Voyage to a Double Planet
By Patrick L. Barry and Dr. Tony Phillips
Download a "nine planets" screensaver for your
with spectacular photos of our solar system, and you'll notice that
one planet is conspicuously missing: Pluto. Icy and mysterious, Pluto
is the only planet never visited and photographed by NASA
In fact, the clearest image we have of Pluto is a tiny, pixelated blob
of light and dark patches taken by the Hubble Space Telescope in
1994. It's tantalizing &md; but not much more. Earth-based
telescopes have succeeded, however, in discovering one amazing fact:
Pluto is not a lone world, but a double-planet system.
measuring about half the size of Pluto itself, is named
Work is underway to launch a robotic probe to visit and
Pluto and Charon. The project, called New Horizons, will
worlds. Sensors will chart surface minerals and ices, and
gases that make up Pluto's wispy atmosphere.
"It's the second epoch in the exploration of the planets,"
says Alan Stern, the principal investigator for New Horizons at the
Southwest Research Institute in Colorado. "We're going to the
very edge of the solar system."
The probe is scheduled to launch in January 2006. Its journey
will be a long one. Pluto is more than 30 times further away from the
Sun than Earth is! Even with a speed boost from a fly
by of Jupiter,
the probe won't arrive at Pluto until July 2015. Afterward, the probe
will venture on to explore the Kuiper Belt, a distant "halo"
of small, frozen objects surrounding the solar system, from
Aside from sheer curiosity about these distant worlds, scientists are
motivated by questions about the formation of the solar system.
Orbiting in the deep freeze far from the sun, Pluto and
undergone less change than the inner planets during the solar system's
4.5 billion year history.
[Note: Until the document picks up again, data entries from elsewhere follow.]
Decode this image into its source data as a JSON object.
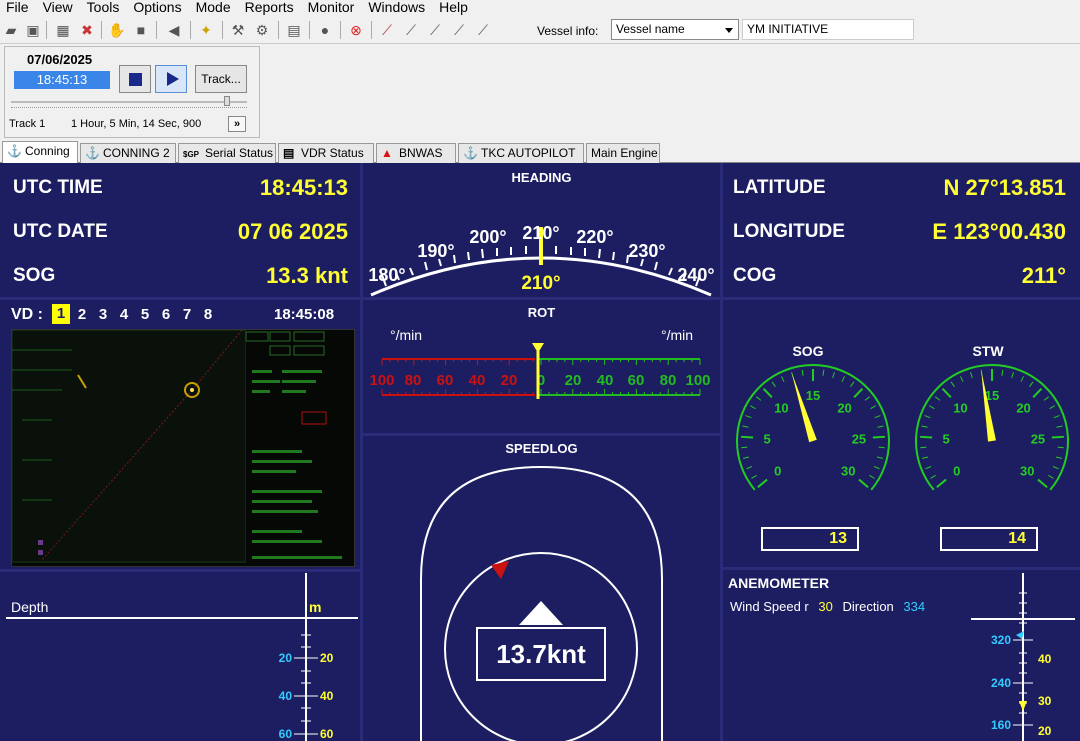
{
  "menu": [
    "File",
    "View",
    "Tools",
    "Options",
    "Mode",
    "Reports",
    "Monitor",
    "Windows",
    "Help"
  ],
  "toolbar": {
    "vessel_info_label": "Vessel info:",
    "vessel_select": "Vessel name",
    "vessel_value": "YM INITIATIVE"
  },
  "playback": {
    "date": "07/06/2025",
    "time": "18:45:13",
    "track_button": "Track...",
    "track_label": "Track 1",
    "track_info": "1 Hour, 5 Min, 14 Sec, 900",
    "next_button": "»"
  },
  "tabs": [
    {
      "label": "Conning",
      "icon": "⚓",
      "active": true
    },
    {
      "label": "CONNING 2",
      "icon": "⚓",
      "active": false
    },
    {
      "label": "Serial Status",
      "icon": "$GP",
      "active": false
    },
    {
      "label": "VDR Status",
      "icon": "▤",
      "active": false
    },
    {
      "label": "BNWAS",
      "icon": "▲",
      "active": false
    },
    {
      "label": "TKC AUTOPILOT",
      "icon": "⚓",
      "active": false
    },
    {
      "label": "Main Engine",
      "icon": "",
      "active": false
    }
  ],
  "conning": {
    "utc_time_label": "UTC TIME",
    "utc_time": "18:45:13",
    "utc_date_label": "UTC DATE",
    "utc_date": "07 06 2025",
    "sog_label": "SOG",
    "sog": "13.3 knt",
    "heading_title": "HEADING",
    "heading_value": "210°",
    "heading_scale": [
      "180°",
      "190°",
      "200°",
      "210°",
      "220°",
      "230°",
      "240°"
    ],
    "latitude_label": "LATITUDE",
    "latitude": "N 27°13.851",
    "longitude_label": "LONGITUDE",
    "longitude": "E 123°00.430",
    "cog_label": "COG",
    "cog": "211°",
    "vd_label": "VD :",
    "vd_numbers": [
      "1",
      "2",
      "3",
      "4",
      "5",
      "6",
      "7",
      "8"
    ],
    "vd_selected": "1",
    "vd_time": "18:45:08",
    "rot_title": "ROT",
    "rot_unit_left": "°/min",
    "rot_unit_right": "°/min",
    "rot_left_scale": [
      "100",
      "80",
      "60",
      "40",
      "20"
    ],
    "rot_right_scale": [
      "0",
      "20",
      "40",
      "60",
      "80",
      "100"
    ],
    "rot_value": 0,
    "speedlog_title": "SPEEDLOG",
    "speedlog_value": "13.7knt",
    "sog_gauge_title": "SOG",
    "stw_gauge_title": "STW",
    "gauge_scale": [
      "0",
      "5",
      "10",
      "15",
      "20",
      "25",
      "30"
    ],
    "sog_gauge_value": "13",
    "stw_gauge_value": "14",
    "anemometer_title": "ANEMOMETER",
    "wind_speed_label": "Wind Speed r",
    "wind_speed": "30",
    "direction_label": "Direction",
    "direction": "334",
    "depth_title": "Depth",
    "depth_unit": "m",
    "depth_scale": [
      "20",
      "40",
      "60"
    ],
    "anem_dir_scale": [
      "320",
      "240",
      "160"
    ],
    "anem_speed_scale": [
      "40",
      "30",
      "20"
    ]
  },
  "colors": {
    "panel_bg": "#1d1e61",
    "value_yellow": "#ffff33",
    "gauge_green": "#22cc22",
    "rot_red": "#cc1111",
    "cyan": "#33ccff"
  }
}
These two worlds will provide a
glimpse into the past.
Pluto could also shed light on the origin of our own
Moon. Earth, with
its single, large moon, is unusual. The Pluto-Charon system
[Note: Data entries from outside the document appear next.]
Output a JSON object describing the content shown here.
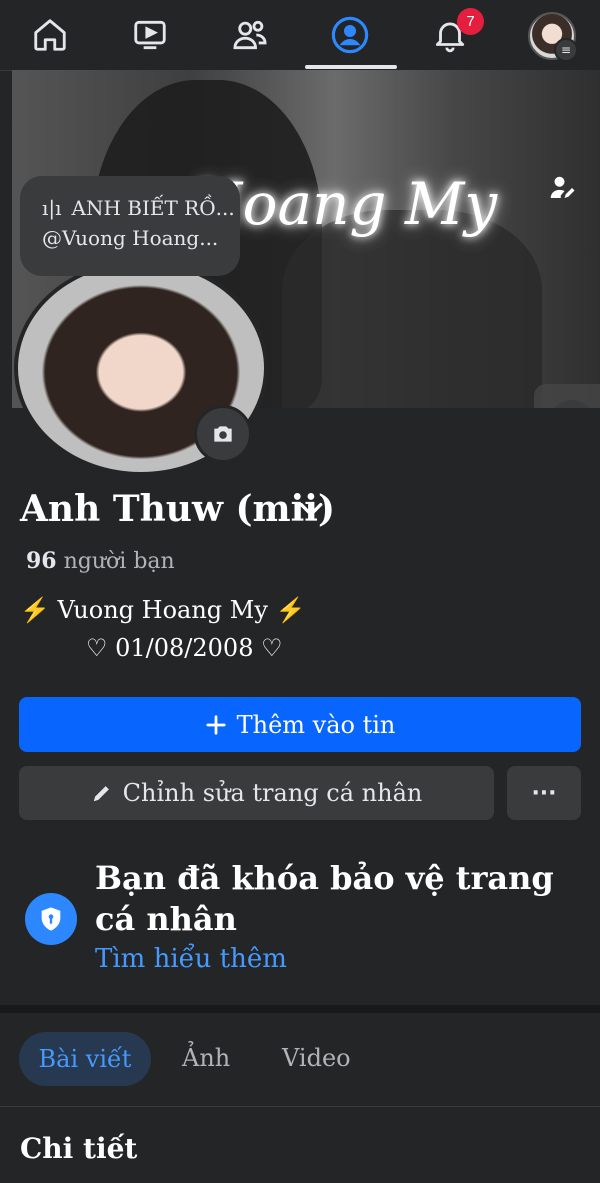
{
  "nav": {
    "items": [
      {
        "name": "home"
      },
      {
        "name": "video"
      },
      {
        "name": "friends"
      },
      {
        "name": "profile",
        "active": true
      },
      {
        "name": "notifications"
      },
      {
        "name": "menu-avatar"
      }
    ],
    "notification_badge": "7"
  },
  "cover": {
    "title_text": "Hoang My"
  },
  "note": {
    "line1": "ANH BIẾT RỒ...",
    "line2": "@Vuong Hoang..."
  },
  "profile": {
    "name": "Anh Thuw (mii)",
    "friends_count": "96",
    "friends_label": "người bạn",
    "bio_line1": "⚡ Vuong Hoang My ⚡",
    "bio_line2": "♡ 01/08/2008 ♡"
  },
  "actions": {
    "add_story_label": "Thêm vào tin",
    "edit_profile_label": "Chỉnh sửa trang cá nhân",
    "more_label": "···"
  },
  "lock_notice": {
    "title": "Bạn đã khóa bảo vệ trang cá nhân",
    "link": "Tìm hiểu thêm"
  },
  "tabs": [
    {
      "label": "Bài viết",
      "active": true
    },
    {
      "label": "Ảnh"
    },
    {
      "label": "Video"
    }
  ],
  "details_heading": "Chi tiết",
  "colors": {
    "background": "#242526",
    "primary": "#0866ff",
    "link": "#4599ff",
    "badge": "#e41e3f",
    "secondary_button": "#3a3b3c"
  }
}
only other pair like it in the solar system. In fact,
consider Earth and the Moon to be a double planet, too.
more about Pluto and Charon could give clues about how
And, of course, the spectacular, up-close photos of Pluto
are going to look great as a screensaver!
Artist's idea of the New Horizons spacecraft flying by Pluto and its
moon, Charon . (Credit: Dan Durda.)
See more images at:
article was provided by the Jet Propulsion Laboratory, California
Institute of Technology, under a contract with the National
Aeronautics and Space Administration.
About LUNAR |
Old Gallery |
Member Pages |
Presentations & Docs |
Space Place |
Mailing Lists |
Other Rocketry Pages |
Site Map |
All content is the responsibility of LUNAR.
If you have comments or suggestions regarding these web pages,
please contact the
Copyright © 1992 - 2016 LUNAR